Pollinators themselves have also exploded with diversity over the past 100 million years. There are an estimated 16,000 species of bees alone, and each one participates in pollination. There are over 10 times as many butterflies and moths, accounting for almost 10% of all living species. And, a surprising number of ants, wasps, beetles—pretty much every insect group you can think of—participate in the reproduction cycle of flowering plants. Hummingbirds are the buzzy equivalent to their bee brethren, filling a similar niche in the avian world. Though with increased mass comes the increase in energy requirement, so hummingbirds consume roughly half their weight every day.
Pollen producing plants and their pollinating partners are cornerstones of our modern ecosystems and responsible for most of our food production. Roughly three out of four bites of our food rely on pollinators as part its production. Everything from apples to zucchini requires pollinators in order to produce their tasty bits.

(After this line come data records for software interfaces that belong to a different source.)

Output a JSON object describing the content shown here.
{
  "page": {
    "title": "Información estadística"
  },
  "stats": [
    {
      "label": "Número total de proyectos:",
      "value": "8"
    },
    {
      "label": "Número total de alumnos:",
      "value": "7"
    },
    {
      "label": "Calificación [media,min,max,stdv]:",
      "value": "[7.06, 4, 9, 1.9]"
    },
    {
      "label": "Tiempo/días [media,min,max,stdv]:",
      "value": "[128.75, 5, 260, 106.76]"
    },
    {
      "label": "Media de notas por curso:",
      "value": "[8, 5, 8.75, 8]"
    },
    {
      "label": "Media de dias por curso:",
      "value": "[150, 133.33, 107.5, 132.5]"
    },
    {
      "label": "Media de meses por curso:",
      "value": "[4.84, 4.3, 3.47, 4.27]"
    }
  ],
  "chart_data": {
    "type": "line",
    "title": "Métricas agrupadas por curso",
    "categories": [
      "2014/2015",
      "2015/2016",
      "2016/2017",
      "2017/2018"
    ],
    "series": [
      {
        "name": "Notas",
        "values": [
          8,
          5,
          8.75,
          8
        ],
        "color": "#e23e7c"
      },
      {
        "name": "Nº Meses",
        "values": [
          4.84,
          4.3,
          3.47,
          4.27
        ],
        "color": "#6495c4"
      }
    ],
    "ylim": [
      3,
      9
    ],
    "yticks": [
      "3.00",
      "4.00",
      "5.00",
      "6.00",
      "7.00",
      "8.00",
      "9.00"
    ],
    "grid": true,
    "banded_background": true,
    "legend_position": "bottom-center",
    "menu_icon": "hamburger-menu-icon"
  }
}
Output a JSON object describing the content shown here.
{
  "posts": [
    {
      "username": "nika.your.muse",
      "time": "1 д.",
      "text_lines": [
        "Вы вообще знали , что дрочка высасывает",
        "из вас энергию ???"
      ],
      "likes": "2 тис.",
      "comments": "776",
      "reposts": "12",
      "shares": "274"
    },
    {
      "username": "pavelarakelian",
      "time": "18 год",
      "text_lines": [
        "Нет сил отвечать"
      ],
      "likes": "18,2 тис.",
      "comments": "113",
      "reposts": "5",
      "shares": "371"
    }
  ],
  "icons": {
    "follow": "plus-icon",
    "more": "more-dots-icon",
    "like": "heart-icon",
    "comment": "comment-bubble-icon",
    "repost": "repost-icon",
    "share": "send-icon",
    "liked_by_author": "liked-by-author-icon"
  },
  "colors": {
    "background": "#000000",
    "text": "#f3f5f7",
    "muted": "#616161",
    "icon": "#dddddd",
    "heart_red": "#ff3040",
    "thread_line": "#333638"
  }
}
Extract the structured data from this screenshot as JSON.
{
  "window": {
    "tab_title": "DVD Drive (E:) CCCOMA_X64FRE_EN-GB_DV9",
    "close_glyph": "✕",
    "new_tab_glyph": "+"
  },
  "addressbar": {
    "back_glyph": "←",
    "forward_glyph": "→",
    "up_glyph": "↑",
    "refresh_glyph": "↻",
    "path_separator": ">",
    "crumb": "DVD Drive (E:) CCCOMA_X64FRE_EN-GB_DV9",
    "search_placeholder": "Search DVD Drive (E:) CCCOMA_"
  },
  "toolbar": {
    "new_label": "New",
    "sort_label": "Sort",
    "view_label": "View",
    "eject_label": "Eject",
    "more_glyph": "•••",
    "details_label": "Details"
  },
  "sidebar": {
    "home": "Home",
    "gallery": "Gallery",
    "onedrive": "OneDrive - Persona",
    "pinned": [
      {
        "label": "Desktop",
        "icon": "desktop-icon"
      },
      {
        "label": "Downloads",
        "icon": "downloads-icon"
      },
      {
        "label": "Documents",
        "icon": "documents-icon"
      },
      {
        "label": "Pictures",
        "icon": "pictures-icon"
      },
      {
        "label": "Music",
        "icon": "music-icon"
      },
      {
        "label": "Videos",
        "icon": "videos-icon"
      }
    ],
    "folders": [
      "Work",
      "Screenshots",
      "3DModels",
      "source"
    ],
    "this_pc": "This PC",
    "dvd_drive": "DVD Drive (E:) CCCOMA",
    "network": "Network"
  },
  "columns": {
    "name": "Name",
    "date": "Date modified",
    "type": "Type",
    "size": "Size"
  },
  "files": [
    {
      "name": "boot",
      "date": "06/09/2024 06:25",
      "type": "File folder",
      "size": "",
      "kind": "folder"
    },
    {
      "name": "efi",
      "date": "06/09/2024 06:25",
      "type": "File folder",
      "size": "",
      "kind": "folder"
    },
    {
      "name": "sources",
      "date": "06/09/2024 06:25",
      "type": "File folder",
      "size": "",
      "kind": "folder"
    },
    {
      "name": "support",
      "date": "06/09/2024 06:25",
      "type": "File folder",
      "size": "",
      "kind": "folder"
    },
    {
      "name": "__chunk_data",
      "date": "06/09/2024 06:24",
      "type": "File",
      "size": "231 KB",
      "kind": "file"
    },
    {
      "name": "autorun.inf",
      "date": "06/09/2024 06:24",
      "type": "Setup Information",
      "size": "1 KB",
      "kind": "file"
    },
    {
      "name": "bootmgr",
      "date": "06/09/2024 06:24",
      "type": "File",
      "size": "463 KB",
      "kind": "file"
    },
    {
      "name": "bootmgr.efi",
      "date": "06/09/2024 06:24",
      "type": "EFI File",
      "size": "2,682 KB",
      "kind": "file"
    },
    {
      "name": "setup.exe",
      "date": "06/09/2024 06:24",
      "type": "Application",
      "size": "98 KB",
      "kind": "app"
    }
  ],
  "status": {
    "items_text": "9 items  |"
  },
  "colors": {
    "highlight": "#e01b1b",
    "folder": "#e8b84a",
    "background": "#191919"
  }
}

Our well-being aside, pollinators are key to almost every plant species, and thereby almost a quarter of all living species heavily rely on them. This is either directly through the consumption of pollinators (bats, or birds), or the plant life they support (large creatures like bears). You can learn much more about the miracles of pollination by visiting the full-length article via the button below.